The initiative is part of the administration’s efforts to address economic and social challenges facing the AAPI community, and improve the quality of life and opportunities for Asian Americans and Pacific Islanders. The historic gathering was attended by more than 170 philanthropic and administration leaders, including colleagues from the California Community Foundation, the William and Flora Hewlett Foundation, Liberty Hill Foundation and many others. The purpose was to dialogue and strategize on six critical issues: healthy communities; immigrant integration; housing, economic and community development; civil and human rights; arts and culture; and educational opportunities.
The full-day briefing began with speakers from federal agencies and foundations who provided an overview of AAPI demographics and federal priorities, and ways in which public-private partnership models can help to address the many needs of the Asian American, Native Hawaiian and Pacific Islanders communities. We then divided into smaller groups to engage in deeper and more specific discussions on the six issue areas, and I joined over 30 colleagues for the arts and culture conversation.
While the arts and culture discussion itself was stimulating and productive, I probably came away most impressed by the fact that arts and culture was included as one of the six critical areas in the first place. Unfortunately, far too often when quality of life issues are discussed in a broad setting, the arts are left off the agenda and are instead seen as “nice” or “extra” and not at the same level of critical importance as education, health or housing. The fact that arts and culture was given a seat at the table in a national conversation regarding issues vital to the health of the AAPI community was both validating and refreshing.
As you may know, California is home to three of the counties with the highest AAPI population in the country: Los Angeles, Orange and Santa Clara counties (2010 Census). Irvine’s goal for our Arts grantmaking is to promote engagement in the arts for all Californians in a way that strengthens our ability to thrive together in a dynamic and complex social environment.
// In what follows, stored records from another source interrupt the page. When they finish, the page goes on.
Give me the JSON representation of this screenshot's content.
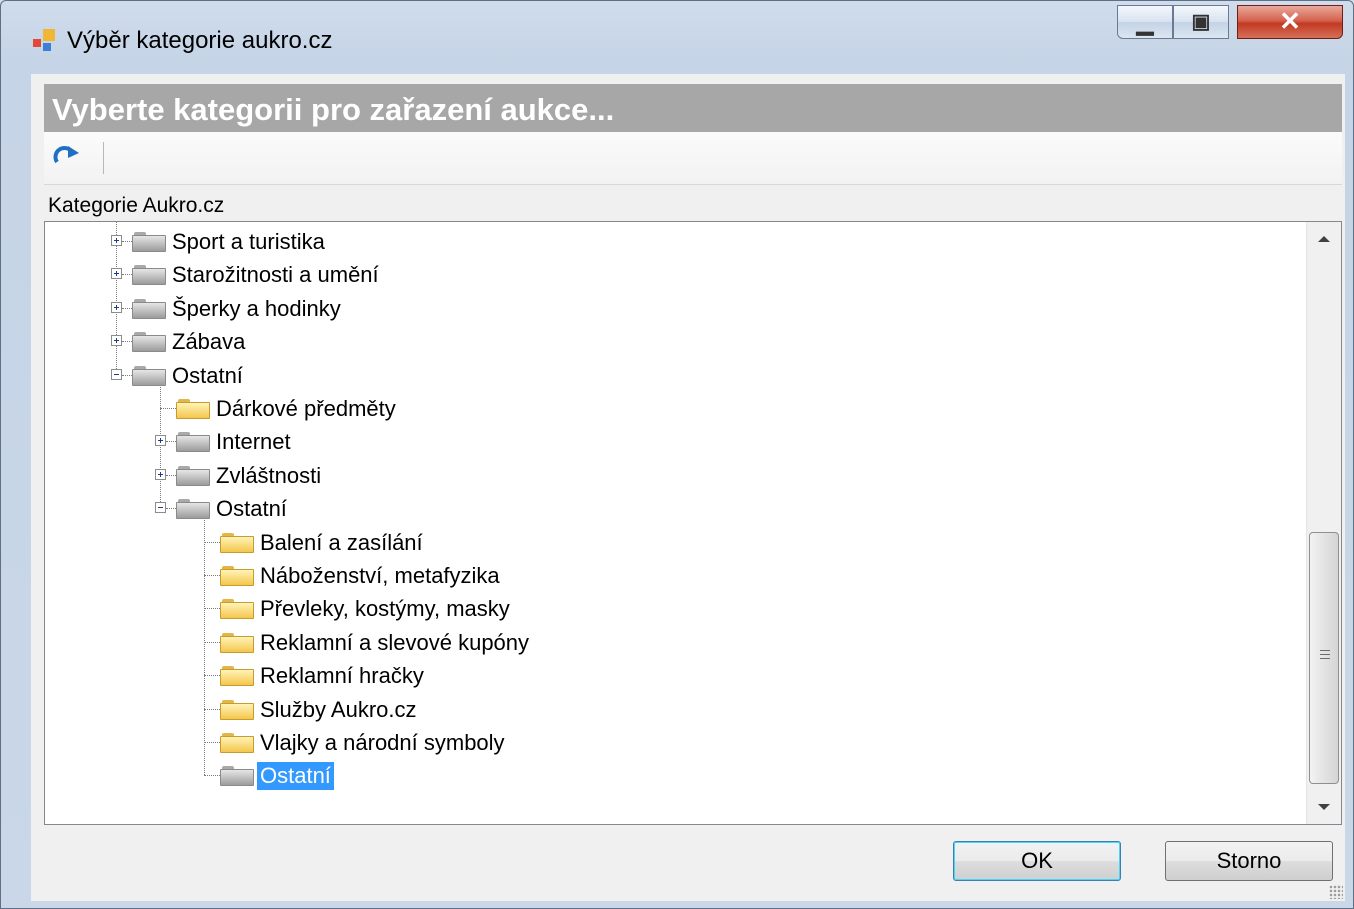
{
  "window": {
    "title": "Výběr kategorie aukro.cz",
    "icon": "window-app-icon",
    "controls": {
      "minimize": "minimize-icon",
      "maximize": "maximize-icon",
      "close": "close-icon"
    }
  },
  "header": {
    "banner_text": "Vyberte kategorii pro zařazení aukce..."
  },
  "toolbar": {
    "refresh_icon": "refresh-icon"
  },
  "tree": {
    "label": "Kategorie Aukro.cz",
    "nodes": [
      {
        "label": "Sport a turistika",
        "level": 1,
        "expander": "plus",
        "folder": "gray"
      },
      {
        "label": "Starožitnosti a umění",
        "level": 1,
        "expander": "plus",
        "folder": "gray"
      },
      {
        "label": "Šperky a hodinky",
        "level": 1,
        "expander": "plus",
        "folder": "gray"
      },
      {
        "label": "Zábava",
        "level": 1,
        "expander": "plus",
        "folder": "gray"
      },
      {
        "label": "Ostatní",
        "level": 1,
        "expander": "minus",
        "folder": "gray"
      },
      {
        "label": "Dárkové předměty",
        "level": 2,
        "expander": "none",
        "folder": "yellow"
      },
      {
        "label": "Internet",
        "level": 2,
        "expander": "plus",
        "folder": "gray"
      },
      {
        "label": "Zvláštnosti",
        "level": 2,
        "expander": "plus",
        "folder": "gray"
      },
      {
        "label": "Ostatní",
        "level": 2,
        "expander": "minus",
        "folder": "gray"
      },
      {
        "label": "Balení a zasílání",
        "level": 3,
        "expander": "none",
        "folder": "yellow"
      },
      {
        "label": "Náboženství, metafyzika",
        "level": 3,
        "expander": "none",
        "folder": "yellow"
      },
      {
        "label": "Převleky, kostýmy, masky",
        "level": 3,
        "expander": "none",
        "folder": "yellow"
      },
      {
        "label": "Reklamní a slevové kupóny",
        "level": 3,
        "expander": "none",
        "folder": "yellow"
      },
      {
        "label": "Reklamní hračky",
        "level": 3,
        "expander": "none",
        "folder": "yellow"
      },
      {
        "label": "Služby Aukro.cz",
        "level": 3,
        "expander": "none",
        "folder": "yellow"
      },
      {
        "label": "Vlajky a národní symboly",
        "level": 3,
        "expander": "none",
        "folder": "yellow"
      },
      {
        "label": "Ostatní",
        "level": 3,
        "expander": "none",
        "folder": "gray",
        "selected": true
      }
    ]
  },
  "buttons": {
    "ok": "OK",
    "cancel": "Storno"
  },
  "colors": {
    "selection": "#3399ff",
    "banner": "#a7a7a7",
    "close_button": "#c23a22"
  }
}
We believe we can improve the civic health and quality of life for Californians through arts engagement, including the diverse AAPI community in our state, and we look forward to continuing this conversation at a national level.